-- MATERIAL FOR THIS TASK follows --

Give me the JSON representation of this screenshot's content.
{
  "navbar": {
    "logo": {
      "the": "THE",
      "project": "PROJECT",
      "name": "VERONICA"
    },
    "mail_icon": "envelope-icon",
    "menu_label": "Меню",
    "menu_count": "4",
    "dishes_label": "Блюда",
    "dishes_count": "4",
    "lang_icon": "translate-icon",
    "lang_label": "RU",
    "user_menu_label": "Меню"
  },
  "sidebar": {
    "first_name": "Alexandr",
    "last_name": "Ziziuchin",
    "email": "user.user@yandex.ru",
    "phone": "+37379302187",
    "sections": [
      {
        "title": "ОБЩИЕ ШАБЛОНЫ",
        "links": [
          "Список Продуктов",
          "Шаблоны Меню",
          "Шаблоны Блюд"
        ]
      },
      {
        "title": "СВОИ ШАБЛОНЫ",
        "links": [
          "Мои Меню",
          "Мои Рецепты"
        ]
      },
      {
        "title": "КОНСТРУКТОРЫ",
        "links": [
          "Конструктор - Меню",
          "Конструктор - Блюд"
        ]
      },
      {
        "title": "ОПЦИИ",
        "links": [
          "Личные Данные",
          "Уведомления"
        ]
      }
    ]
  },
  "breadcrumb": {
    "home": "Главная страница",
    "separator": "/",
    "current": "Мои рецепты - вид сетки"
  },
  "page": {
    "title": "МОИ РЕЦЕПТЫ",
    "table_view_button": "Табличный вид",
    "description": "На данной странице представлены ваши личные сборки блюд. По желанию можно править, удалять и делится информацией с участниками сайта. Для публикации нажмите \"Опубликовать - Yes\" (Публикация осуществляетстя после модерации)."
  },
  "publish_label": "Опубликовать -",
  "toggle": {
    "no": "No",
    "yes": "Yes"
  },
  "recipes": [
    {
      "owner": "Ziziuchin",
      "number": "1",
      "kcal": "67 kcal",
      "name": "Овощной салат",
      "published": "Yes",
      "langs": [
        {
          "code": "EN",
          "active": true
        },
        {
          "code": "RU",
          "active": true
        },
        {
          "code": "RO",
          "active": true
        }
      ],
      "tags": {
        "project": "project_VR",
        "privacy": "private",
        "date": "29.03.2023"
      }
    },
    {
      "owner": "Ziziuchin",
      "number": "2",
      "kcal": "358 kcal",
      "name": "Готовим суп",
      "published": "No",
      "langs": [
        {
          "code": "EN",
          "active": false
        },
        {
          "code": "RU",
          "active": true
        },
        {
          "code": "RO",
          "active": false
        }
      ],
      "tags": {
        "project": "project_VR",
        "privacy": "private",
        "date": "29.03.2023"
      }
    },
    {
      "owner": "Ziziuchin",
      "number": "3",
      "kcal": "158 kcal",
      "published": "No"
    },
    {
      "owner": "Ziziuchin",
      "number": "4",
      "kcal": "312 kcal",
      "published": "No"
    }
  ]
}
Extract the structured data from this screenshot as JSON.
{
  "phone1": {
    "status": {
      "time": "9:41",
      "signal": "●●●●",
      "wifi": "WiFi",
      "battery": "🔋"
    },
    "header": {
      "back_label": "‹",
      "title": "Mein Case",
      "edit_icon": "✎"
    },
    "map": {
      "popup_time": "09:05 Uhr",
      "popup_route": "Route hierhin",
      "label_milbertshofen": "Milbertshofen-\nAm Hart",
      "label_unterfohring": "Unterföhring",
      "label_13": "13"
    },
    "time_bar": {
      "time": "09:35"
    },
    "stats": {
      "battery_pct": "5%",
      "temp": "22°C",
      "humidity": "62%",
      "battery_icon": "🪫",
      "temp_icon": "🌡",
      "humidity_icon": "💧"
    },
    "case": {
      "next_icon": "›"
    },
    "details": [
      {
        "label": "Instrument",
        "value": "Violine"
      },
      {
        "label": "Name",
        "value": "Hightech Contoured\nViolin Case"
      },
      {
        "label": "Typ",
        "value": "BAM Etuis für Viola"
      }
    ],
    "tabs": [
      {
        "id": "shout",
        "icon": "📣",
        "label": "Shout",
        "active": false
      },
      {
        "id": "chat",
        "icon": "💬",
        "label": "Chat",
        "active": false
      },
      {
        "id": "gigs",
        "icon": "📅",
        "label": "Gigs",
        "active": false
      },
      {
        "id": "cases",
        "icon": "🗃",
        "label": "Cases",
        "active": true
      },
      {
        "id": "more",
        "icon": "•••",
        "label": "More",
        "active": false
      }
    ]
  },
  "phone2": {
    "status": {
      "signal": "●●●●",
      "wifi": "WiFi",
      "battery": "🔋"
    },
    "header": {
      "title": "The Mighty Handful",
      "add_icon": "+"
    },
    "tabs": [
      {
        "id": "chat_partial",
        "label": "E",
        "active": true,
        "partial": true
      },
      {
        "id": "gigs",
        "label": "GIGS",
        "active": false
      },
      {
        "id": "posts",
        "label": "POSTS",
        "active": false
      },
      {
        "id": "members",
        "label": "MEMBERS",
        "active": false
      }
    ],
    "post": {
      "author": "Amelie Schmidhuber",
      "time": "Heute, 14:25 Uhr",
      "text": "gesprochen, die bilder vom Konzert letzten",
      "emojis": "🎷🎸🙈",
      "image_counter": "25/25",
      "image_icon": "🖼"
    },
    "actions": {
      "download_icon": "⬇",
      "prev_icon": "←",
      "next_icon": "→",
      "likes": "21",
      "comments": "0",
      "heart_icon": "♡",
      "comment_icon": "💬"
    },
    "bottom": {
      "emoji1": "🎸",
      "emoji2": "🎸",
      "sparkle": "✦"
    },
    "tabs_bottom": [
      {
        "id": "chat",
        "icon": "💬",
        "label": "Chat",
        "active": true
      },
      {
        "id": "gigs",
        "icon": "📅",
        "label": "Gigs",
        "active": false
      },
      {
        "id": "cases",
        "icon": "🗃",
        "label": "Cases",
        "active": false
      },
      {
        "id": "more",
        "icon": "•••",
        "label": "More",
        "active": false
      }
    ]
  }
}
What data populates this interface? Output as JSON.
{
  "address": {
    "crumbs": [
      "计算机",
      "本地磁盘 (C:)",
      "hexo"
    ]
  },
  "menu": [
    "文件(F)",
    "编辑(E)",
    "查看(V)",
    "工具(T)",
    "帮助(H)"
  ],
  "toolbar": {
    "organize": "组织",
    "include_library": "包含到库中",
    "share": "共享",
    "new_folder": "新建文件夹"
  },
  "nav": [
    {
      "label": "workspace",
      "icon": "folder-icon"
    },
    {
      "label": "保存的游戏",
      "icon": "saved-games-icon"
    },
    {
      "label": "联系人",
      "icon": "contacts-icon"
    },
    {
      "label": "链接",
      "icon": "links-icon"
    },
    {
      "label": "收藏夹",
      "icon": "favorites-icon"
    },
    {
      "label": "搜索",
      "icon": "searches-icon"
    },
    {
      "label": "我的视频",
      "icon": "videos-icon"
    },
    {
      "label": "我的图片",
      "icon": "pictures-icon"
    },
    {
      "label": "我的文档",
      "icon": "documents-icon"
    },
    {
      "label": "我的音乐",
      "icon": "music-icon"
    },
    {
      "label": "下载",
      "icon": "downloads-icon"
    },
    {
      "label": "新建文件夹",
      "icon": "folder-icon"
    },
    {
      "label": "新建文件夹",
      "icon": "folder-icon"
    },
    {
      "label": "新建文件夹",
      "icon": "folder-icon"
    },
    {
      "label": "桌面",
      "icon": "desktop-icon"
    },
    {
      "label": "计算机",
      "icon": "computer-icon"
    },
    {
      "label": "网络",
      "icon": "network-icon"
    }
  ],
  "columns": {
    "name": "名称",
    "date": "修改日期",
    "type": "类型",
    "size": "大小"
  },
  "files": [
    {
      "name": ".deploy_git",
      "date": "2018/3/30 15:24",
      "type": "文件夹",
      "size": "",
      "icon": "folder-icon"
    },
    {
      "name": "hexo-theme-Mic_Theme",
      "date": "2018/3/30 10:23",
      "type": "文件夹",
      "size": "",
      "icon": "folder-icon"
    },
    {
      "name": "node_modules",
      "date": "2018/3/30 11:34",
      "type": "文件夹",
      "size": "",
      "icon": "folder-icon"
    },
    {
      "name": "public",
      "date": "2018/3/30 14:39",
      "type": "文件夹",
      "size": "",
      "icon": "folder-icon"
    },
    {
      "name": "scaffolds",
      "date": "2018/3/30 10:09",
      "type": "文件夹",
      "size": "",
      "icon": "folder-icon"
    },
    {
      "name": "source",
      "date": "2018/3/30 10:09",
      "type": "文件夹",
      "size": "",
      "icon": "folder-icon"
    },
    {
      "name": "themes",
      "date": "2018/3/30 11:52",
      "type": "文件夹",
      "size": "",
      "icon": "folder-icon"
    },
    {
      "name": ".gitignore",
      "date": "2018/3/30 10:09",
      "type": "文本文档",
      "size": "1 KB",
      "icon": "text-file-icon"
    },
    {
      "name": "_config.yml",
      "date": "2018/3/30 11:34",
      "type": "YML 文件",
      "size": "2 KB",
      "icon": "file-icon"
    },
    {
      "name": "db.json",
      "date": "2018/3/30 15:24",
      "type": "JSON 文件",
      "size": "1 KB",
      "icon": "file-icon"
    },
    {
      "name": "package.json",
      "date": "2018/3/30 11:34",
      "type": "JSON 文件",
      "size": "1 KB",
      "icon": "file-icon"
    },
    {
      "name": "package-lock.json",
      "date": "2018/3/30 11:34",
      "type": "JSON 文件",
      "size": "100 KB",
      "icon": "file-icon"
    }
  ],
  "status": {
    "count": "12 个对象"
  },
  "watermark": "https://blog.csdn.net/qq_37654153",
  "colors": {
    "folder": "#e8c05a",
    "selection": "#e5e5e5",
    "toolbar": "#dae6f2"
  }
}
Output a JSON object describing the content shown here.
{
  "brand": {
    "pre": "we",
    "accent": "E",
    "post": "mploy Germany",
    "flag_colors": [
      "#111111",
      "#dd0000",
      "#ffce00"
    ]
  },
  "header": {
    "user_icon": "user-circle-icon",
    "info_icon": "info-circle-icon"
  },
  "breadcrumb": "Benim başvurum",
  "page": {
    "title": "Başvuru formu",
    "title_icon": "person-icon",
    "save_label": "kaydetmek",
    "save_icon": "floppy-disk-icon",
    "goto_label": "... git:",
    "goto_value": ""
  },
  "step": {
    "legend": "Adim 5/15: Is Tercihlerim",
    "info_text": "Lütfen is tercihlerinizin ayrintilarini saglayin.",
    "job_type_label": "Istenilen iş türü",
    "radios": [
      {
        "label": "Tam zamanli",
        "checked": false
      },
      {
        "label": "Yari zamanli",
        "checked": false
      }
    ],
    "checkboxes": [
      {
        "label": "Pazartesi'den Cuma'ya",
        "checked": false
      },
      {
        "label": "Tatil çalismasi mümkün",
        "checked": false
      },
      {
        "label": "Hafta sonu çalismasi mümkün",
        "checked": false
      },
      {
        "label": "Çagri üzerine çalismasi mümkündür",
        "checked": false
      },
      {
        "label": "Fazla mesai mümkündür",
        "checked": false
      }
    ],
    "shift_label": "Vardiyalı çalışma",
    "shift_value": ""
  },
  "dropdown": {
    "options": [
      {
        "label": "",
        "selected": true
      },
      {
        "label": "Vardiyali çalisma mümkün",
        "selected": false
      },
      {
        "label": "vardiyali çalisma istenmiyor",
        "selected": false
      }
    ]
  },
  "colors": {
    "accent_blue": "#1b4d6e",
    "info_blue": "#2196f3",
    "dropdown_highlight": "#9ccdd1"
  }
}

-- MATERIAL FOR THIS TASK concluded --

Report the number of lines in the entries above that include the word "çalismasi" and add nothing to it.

*EXERCISE ANSWER:* 3